We had meant to leave Georgetown on Wednesday but although the winds were light we had rain and squalls with a forecast for more. We just moved the boat over to the town side of the anchorage and dinghies in to town for provisions, but no fuel as the pump was down. Thursday dawned with more rain and having had a 35 knot squall overnight we decided to wait till Friday when the squalls would have passed and there would be light winds. A 35 knot squall is no joke as the wind picks up very quickly and the visibility drops to near zero as the rain hammers down. All you can do is hope the anchor holds and none of the boats around you drag, it becomes a tense half hour. Luckily the holding was good in sand and with 40 metres of chain in five metre depth we were OK. I hate to think what the 40-50 knot variety are like, hopefully we won’t have to find out.
We left on Friday and made good progress, and after a little agonising decided to push on to our furthest target, mainly because the anchorage was much more tenable. So we made the cut, which is the entry between cays with 45 minutes before sunset, and even in light winds the current was strong against us and we crept in flat out at 3 knots, then on to a very nice anchorage at Little Bay on Great Guana Cay.
We have booked our flights home because to leave it to the last minute would cost a fortune, although you would have the certainty of being back in Florida. Now we have to be back by a certain date whatever the weather. We had a stroke of luck on where to leave the boat as the OCC Port officers for Florida and Bahamas offered us their mooring while they are away, let’s hope we can get up the canal to it as it’s shallow although others with a similar draft have made it.
Tomorrow after a days chilling and swimming, we will move a few miles north where the pigs swim out to you and the James Bond Thunderball grotto resides. All this is inside the bank, where the depths range between 2.2 to 5 metres, but at least we don’t have to go back through the cut into the Atlantic.
Vessel Name: Lucy Alice
Vessel Make/Model: Oyster406
Crew: Ian & Glenda Sales
Lucy Alice's Photos - Main
3 Photos
Created 6 March 2019
16 Photos
Created 1 February 2019
Photos in and around Cuba
26 Photos
Created 17 January 2019
33 Photos
Created 5 November 2018
3 Photos
Created 12 January 2018
No Photos
Created 26 March 2017
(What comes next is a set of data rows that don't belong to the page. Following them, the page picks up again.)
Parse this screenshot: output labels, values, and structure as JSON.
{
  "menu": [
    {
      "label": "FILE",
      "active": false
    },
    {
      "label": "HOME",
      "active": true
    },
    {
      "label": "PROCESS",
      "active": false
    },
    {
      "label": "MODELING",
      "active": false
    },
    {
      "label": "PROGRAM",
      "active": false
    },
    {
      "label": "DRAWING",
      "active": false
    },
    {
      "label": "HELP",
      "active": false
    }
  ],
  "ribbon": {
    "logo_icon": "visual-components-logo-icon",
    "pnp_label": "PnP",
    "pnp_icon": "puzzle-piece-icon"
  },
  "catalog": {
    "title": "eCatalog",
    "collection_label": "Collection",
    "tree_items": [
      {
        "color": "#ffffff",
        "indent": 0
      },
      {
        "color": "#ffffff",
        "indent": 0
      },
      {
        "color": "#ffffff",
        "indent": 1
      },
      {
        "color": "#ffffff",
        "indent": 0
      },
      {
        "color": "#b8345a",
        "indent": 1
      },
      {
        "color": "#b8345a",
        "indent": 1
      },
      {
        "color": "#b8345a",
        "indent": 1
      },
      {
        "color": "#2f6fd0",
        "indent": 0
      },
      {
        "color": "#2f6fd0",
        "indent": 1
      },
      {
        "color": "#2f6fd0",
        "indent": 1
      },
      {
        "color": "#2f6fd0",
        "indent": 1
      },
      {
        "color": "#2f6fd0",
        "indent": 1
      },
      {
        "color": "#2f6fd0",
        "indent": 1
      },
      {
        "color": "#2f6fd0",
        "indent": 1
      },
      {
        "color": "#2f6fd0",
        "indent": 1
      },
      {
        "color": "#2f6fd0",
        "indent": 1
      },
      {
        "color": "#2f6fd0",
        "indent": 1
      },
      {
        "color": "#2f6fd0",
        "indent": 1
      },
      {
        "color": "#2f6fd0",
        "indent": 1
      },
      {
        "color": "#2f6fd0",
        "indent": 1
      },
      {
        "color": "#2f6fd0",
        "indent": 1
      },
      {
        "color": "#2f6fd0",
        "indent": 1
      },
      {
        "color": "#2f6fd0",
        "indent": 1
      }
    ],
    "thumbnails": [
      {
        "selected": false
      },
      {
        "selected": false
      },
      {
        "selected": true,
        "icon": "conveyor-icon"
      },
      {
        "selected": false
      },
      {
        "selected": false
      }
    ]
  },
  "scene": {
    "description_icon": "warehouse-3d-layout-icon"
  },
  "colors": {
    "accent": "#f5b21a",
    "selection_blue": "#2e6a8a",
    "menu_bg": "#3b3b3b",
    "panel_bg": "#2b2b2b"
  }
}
Barbados upt o the North and back down to Granada
19 Photos
Created 15 February 2017
Passage to Barbados and observations thereafter
11 Photos
Created 3 November 2016
39 Photos
Created 7 August 2016